What to do
Run through the data and copy out every line that mentions the word "icon".

▬▬▬▬▬▬▬▬▬▬

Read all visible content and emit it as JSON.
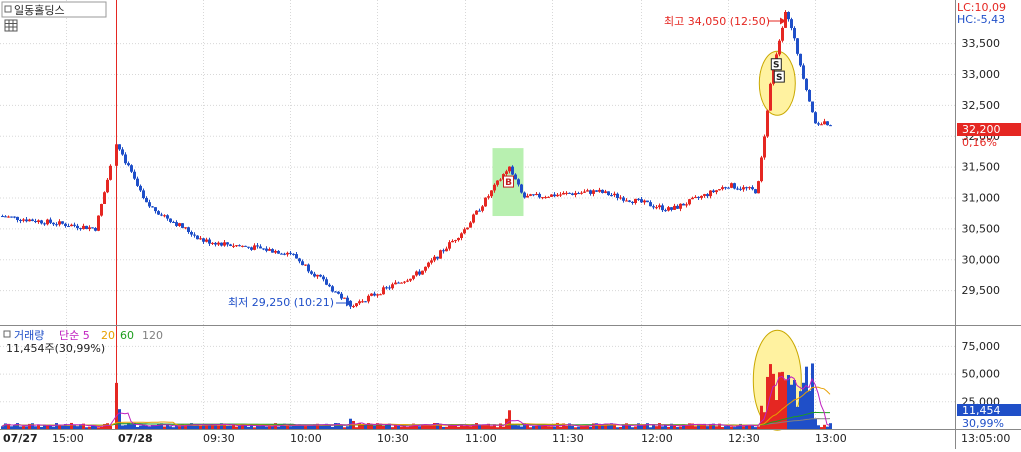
{
  "toolbar": {
    "symbol": "일동홀딩스",
    "table_icon": "table-icon",
    "box_icon": "checkbox-icon"
  },
  "colors": {
    "up": "#E52722",
    "down": "#1F4FC8",
    "grid": "#D8D8D8",
    "ma5": "#C020C0",
    "ma20": "#E8A000",
    "ma60": "#1E9E1E",
    "ma120": "#808080",
    "highlight": "#FFF2A0",
    "signal_box": "#B8F0B0"
  },
  "chart_data": [
    {
      "type": "candlestick",
      "panel": "price",
      "time_range": [
        "07/27 14:00",
        "07/28 13:00"
      ],
      "y_ticks": [
        29500,
        30000,
        30500,
        31000,
        31500,
        32000,
        32500,
        33000,
        33500
      ],
      "y_tick_labels": [
        "29,500",
        "30,000",
        "30,500",
        "31,000",
        "31,500",
        "32,000",
        "32,500",
        "33,000",
        "33,500"
      ],
      "ylim": [
        29000,
        34150
      ],
      "indicators": {
        "lc": "LC:10,09",
        "hc": "HC:-5,43"
      },
      "current": {
        "price": "32,200",
        "change": "0,16%"
      },
      "annotations": {
        "high": "최고 34,050 (12:50)",
        "low": "최저 29,250 (10:21)",
        "signal_b": "B",
        "signal_s": "S"
      },
      "key_points": [
        {
          "time": "07/27 14:00",
          "price": 30700
        },
        {
          "time": "07/27 15:20",
          "price": 30500
        },
        {
          "time": "07/28 09:00",
          "price": 31900
        },
        {
          "time": "07/28 09:10",
          "price": 30900
        },
        {
          "time": "07/28 09:30",
          "price": 30300
        },
        {
          "time": "07/28 10:00",
          "price": 30100
        },
        {
          "time": "07/28 10:21",
          "price": 29250
        },
        {
          "time": "07/28 10:45",
          "price": 29800
        },
        {
          "time": "07/28 11:00",
          "price": 30500
        },
        {
          "time": "07/28 11:15",
          "price": 31500
        },
        {
          "time": "07/28 11:20",
          "price": 31000
        },
        {
          "time": "07/28 11:45",
          "price": 31100
        },
        {
          "time": "07/28 12:10",
          "price": 30800
        },
        {
          "time": "07/28 12:30",
          "price": 31200
        },
        {
          "time": "07/28 12:40",
          "price": 31100
        },
        {
          "time": "07/28 12:45",
          "price": 33000
        },
        {
          "time": "07/28 12:50",
          "price": 34050
        },
        {
          "time": "07/28 13:00",
          "price": 32200
        }
      ]
    },
    {
      "type": "bar",
      "panel": "volume",
      "legend": [
        {
          "label": "거래량",
          "color": "#1F4FC8"
        },
        {
          "label": "단순 5",
          "color": "#C020C0"
        },
        {
          "label": "20",
          "color": "#E8A000"
        },
        {
          "label": "60",
          "color": "#1E9E1E"
        },
        {
          "label": "120",
          "color": "#808080"
        }
      ],
      "current_text": "11,454주(30,99%)",
      "current_value": "11,454",
      "current_pct": "30,99%",
      "y_ticks": [
        25000,
        50000,
        75000
      ],
      "y_tick_labels": [
        "25,000",
        "50,000",
        "75,000"
      ],
      "ylim": [
        0,
        92000
      ],
      "key_points": [
        {
          "time": "07/28 09:00",
          "volume": 55000
        },
        {
          "time": "07/28 10:21",
          "volume": 16000
        },
        {
          "time": "07/28 11:15",
          "volume": 20000
        },
        {
          "time": "07/28 12:45",
          "volume": 70000
        },
        {
          "time": "07/28 12:48",
          "volume": 88000
        },
        {
          "time": "07/28 12:50",
          "volume": 75000
        },
        {
          "time": "07/28 13:00",
          "volume": 11454
        }
      ]
    }
  ],
  "x_axis": {
    "labels": [
      "07/27",
      "15:00",
      "07/28",
      "09:30",
      "10:00",
      "10:30",
      "11:00",
      "11:30",
      "12:00",
      "12:30",
      "13:00"
    ],
    "right_label": "13:05:00"
  }
}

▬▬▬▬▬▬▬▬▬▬

Result
    "table_icon": "table-icon",
    "box_icon": "checkbox-icon"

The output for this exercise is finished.